● **Information supplied**:

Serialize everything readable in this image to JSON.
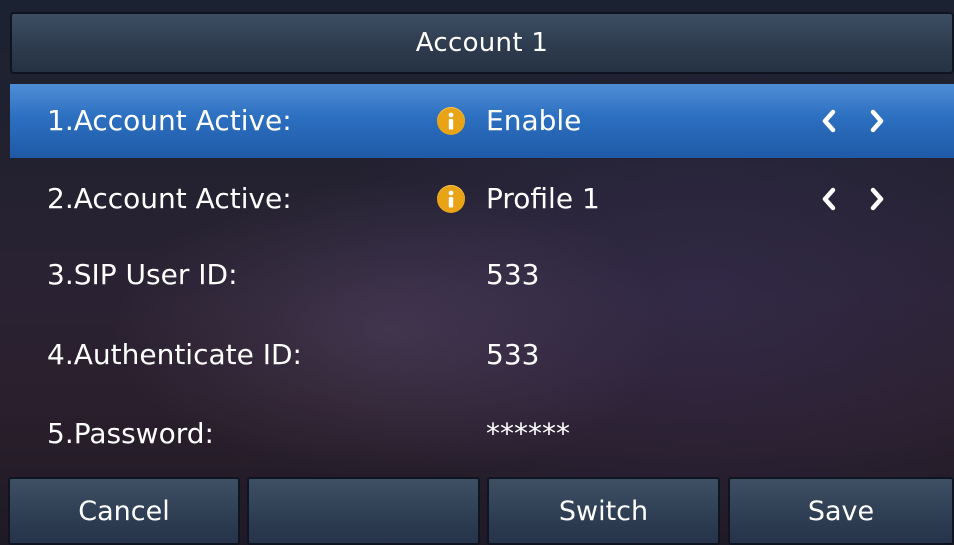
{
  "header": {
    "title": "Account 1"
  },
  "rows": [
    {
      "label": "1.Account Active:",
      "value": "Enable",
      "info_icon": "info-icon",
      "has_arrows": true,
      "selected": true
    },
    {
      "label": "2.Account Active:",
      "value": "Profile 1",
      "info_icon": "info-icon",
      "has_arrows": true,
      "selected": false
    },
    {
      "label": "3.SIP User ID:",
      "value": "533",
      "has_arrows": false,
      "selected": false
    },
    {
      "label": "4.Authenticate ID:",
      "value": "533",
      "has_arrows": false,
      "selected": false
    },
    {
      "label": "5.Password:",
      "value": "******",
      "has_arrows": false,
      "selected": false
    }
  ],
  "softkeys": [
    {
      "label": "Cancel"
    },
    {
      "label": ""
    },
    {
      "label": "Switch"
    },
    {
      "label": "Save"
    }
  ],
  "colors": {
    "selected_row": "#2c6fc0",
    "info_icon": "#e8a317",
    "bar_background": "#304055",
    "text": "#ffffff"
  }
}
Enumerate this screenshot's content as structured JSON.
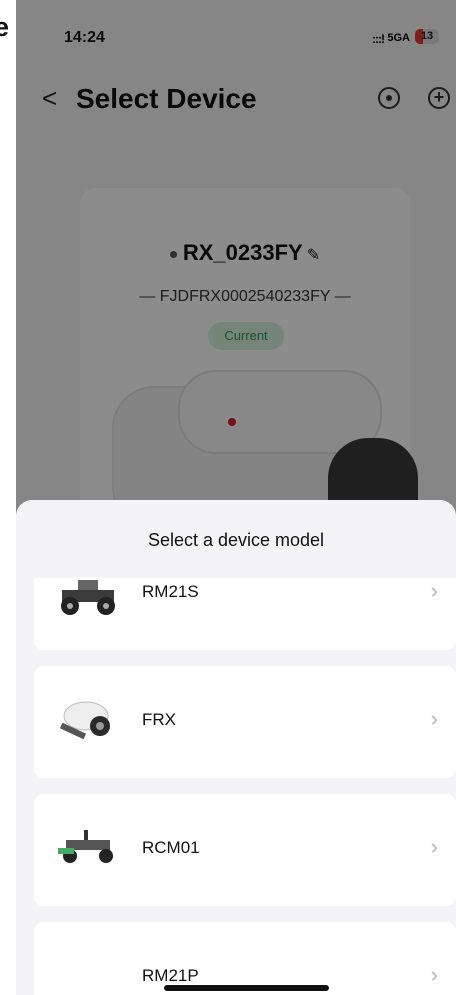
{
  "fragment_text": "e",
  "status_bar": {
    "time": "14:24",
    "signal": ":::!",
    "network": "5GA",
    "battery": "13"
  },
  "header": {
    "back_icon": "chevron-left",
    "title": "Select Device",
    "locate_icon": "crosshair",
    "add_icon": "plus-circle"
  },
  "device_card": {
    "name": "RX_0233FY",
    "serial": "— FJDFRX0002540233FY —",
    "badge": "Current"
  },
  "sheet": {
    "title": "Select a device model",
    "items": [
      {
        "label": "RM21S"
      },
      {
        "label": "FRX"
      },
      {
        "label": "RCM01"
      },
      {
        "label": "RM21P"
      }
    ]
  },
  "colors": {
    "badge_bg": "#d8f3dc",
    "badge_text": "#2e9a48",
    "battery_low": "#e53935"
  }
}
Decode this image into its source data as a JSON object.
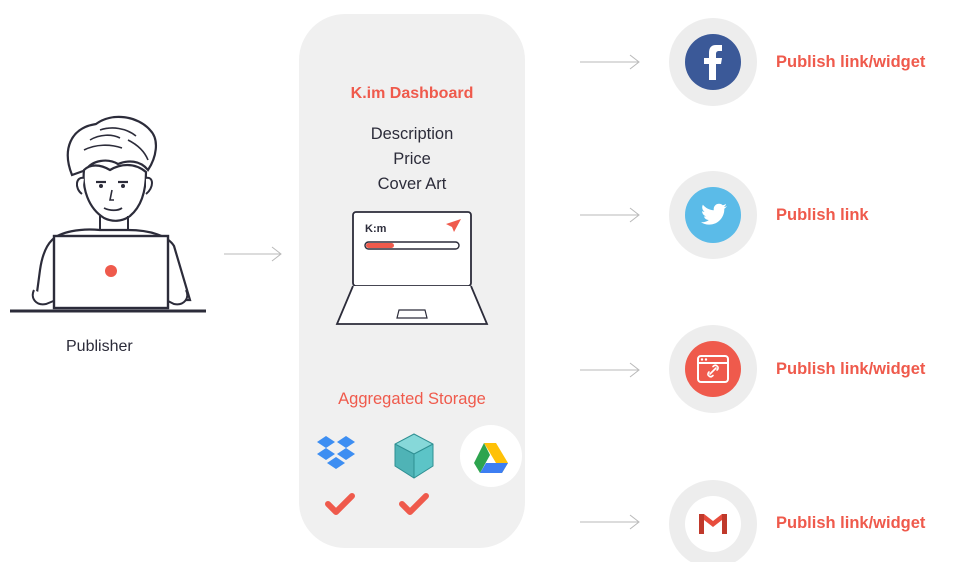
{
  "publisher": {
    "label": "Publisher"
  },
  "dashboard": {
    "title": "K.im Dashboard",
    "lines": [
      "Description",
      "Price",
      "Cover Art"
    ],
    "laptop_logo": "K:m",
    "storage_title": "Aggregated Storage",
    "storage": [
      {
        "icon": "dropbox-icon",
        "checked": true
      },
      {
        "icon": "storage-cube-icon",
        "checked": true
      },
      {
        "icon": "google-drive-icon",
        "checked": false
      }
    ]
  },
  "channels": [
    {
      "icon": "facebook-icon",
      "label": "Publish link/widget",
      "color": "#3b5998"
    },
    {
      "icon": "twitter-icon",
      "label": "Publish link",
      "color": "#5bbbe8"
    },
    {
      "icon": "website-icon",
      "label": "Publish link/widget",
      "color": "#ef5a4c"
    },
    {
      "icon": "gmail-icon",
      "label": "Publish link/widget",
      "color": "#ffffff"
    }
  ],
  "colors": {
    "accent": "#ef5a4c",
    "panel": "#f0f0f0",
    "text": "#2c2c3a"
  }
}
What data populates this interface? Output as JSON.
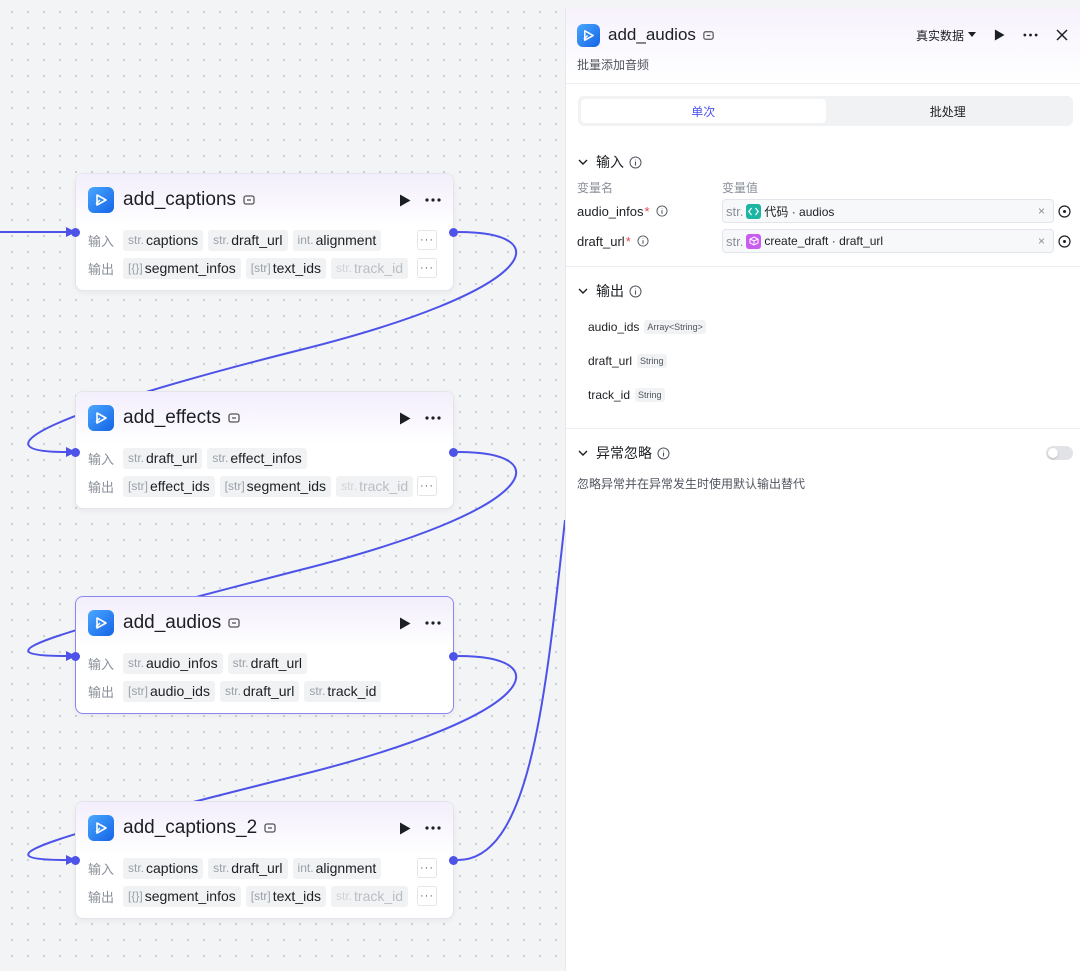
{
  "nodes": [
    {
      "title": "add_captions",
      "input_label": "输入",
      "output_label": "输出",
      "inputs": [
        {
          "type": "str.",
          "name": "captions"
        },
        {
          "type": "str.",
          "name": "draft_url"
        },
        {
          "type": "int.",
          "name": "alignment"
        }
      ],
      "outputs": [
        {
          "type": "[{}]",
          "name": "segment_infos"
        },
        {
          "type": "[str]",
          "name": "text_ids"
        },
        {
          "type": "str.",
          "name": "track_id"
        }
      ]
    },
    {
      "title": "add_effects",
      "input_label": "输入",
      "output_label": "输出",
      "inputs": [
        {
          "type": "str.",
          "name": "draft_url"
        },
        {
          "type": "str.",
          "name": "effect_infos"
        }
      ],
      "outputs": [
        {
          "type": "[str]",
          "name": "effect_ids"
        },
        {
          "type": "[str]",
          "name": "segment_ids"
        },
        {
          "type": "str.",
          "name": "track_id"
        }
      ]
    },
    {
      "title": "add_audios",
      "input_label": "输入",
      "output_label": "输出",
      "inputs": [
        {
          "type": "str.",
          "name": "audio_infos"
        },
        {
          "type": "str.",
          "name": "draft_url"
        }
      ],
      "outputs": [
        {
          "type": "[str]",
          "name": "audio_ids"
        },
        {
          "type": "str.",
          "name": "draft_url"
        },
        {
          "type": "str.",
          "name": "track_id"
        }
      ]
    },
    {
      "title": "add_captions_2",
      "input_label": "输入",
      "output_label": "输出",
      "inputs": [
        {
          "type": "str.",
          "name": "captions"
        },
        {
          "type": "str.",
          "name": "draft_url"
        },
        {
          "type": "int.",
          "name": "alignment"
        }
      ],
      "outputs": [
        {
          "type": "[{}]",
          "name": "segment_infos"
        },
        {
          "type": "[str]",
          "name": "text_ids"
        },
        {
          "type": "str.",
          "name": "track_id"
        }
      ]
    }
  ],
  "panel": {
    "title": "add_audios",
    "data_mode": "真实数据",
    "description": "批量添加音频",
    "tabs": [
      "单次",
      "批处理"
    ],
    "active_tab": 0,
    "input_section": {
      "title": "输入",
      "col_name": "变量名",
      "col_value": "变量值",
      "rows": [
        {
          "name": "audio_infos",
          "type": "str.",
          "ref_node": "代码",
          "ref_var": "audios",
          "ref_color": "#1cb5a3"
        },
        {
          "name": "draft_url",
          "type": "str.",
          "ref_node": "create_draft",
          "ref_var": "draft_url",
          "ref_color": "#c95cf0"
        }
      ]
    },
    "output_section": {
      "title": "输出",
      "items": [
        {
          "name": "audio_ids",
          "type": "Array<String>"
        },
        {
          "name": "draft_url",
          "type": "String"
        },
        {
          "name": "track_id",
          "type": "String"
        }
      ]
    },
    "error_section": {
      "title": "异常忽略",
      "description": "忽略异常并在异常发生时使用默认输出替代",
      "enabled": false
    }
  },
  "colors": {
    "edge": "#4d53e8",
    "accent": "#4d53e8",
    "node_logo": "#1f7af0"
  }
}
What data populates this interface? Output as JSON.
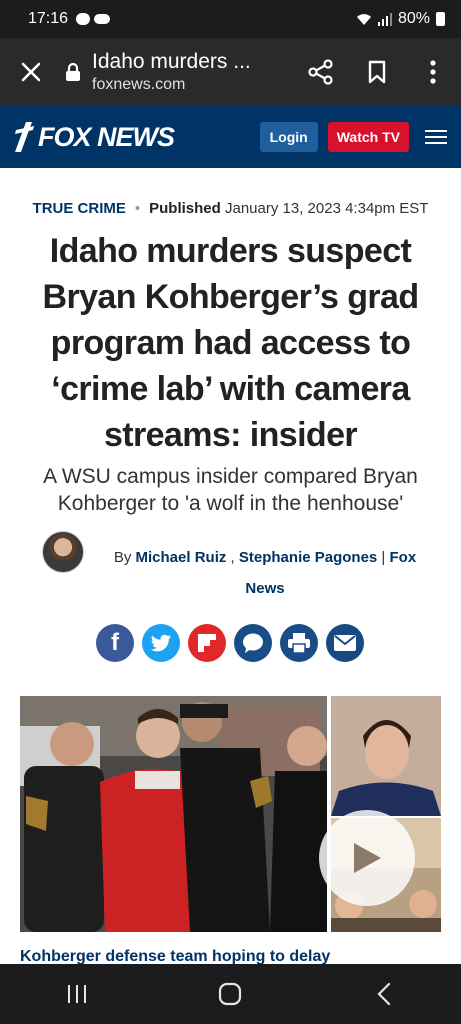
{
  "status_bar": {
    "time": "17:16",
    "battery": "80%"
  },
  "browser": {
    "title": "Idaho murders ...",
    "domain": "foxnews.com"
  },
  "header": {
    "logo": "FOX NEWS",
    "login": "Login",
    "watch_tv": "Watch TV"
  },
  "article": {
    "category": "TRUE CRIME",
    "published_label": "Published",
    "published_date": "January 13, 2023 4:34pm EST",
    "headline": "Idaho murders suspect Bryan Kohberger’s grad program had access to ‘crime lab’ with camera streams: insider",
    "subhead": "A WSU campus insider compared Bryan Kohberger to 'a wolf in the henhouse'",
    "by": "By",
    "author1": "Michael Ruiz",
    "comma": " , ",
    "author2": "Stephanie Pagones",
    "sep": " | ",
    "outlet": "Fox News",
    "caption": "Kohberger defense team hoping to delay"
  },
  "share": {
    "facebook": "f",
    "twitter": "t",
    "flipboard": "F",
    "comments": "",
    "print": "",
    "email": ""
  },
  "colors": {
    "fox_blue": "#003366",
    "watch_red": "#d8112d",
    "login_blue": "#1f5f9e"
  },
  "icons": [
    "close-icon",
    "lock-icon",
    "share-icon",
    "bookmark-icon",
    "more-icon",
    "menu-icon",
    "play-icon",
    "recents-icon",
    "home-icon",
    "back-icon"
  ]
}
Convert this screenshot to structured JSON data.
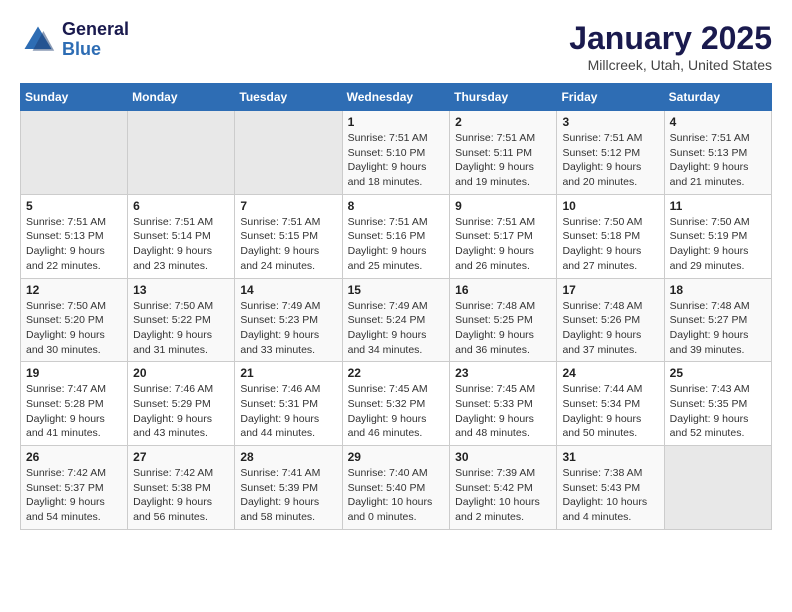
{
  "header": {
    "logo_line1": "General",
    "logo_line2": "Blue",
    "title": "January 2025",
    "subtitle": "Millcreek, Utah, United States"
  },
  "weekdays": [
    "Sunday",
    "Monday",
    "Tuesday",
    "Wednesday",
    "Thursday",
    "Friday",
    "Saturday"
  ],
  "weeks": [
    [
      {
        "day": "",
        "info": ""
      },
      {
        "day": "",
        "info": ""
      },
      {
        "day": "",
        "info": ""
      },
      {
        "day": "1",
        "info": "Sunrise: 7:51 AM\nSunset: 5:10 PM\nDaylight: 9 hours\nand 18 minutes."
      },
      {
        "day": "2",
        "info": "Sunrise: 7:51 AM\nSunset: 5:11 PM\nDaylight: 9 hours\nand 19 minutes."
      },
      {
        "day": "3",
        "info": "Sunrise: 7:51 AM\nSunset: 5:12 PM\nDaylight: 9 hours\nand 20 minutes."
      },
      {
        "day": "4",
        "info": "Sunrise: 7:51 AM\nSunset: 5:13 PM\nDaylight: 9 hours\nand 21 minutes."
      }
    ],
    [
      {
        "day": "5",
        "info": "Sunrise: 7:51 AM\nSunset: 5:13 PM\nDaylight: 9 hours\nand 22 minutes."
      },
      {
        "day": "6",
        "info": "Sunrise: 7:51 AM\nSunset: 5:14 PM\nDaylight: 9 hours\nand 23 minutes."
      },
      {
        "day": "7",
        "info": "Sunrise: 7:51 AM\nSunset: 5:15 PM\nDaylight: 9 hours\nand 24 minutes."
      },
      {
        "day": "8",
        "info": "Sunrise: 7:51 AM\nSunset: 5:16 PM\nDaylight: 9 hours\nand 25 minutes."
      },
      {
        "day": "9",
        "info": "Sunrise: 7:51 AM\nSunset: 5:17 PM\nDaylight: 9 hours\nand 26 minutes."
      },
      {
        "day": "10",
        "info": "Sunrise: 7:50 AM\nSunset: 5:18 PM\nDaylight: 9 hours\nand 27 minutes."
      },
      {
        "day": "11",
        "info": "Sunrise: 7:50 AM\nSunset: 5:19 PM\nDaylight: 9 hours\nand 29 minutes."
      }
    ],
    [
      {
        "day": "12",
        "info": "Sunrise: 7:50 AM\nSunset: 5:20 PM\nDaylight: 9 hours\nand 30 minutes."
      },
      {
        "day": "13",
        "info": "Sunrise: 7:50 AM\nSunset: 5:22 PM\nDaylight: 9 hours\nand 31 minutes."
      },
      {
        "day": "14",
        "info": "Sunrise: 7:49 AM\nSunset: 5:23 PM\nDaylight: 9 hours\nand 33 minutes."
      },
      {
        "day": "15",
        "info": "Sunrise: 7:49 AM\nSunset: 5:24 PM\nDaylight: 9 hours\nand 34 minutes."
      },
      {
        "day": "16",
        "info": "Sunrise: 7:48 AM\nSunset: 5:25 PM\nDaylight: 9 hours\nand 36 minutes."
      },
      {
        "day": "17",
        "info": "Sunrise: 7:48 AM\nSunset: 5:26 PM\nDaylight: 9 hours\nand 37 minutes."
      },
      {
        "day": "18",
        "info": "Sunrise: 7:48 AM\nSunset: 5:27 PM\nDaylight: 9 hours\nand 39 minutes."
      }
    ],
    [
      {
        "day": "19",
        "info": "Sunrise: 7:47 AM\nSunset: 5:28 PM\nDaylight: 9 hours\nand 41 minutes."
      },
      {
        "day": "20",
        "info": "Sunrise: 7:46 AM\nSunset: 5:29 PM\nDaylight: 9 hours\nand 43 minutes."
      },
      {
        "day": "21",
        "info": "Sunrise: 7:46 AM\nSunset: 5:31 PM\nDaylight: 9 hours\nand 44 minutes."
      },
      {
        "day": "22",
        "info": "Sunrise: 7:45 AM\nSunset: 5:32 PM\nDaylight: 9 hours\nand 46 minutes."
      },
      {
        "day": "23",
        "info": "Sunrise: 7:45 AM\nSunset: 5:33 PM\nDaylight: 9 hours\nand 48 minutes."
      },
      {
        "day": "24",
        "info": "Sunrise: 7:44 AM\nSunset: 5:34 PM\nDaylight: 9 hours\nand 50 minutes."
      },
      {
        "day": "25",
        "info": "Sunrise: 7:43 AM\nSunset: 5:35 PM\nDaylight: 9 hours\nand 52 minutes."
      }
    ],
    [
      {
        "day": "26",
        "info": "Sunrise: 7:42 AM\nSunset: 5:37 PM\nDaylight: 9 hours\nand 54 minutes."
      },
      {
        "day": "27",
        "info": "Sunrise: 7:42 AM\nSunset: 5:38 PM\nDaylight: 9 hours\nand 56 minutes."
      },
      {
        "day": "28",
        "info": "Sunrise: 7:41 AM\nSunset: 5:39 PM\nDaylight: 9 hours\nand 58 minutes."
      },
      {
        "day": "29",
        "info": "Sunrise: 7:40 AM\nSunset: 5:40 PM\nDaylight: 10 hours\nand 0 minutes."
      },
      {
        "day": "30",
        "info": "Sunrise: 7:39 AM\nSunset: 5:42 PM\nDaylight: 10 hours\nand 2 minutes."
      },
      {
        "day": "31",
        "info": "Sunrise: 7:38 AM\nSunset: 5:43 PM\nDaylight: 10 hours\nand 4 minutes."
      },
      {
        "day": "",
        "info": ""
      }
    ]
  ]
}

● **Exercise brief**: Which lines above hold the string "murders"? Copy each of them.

● **Result for this task**:
    "title": "Idaho murders ...",
    "headline": "Idaho murders suspect Bryan Kohberger’s grad program had access to ‘crime lab’ with camera streams: insider",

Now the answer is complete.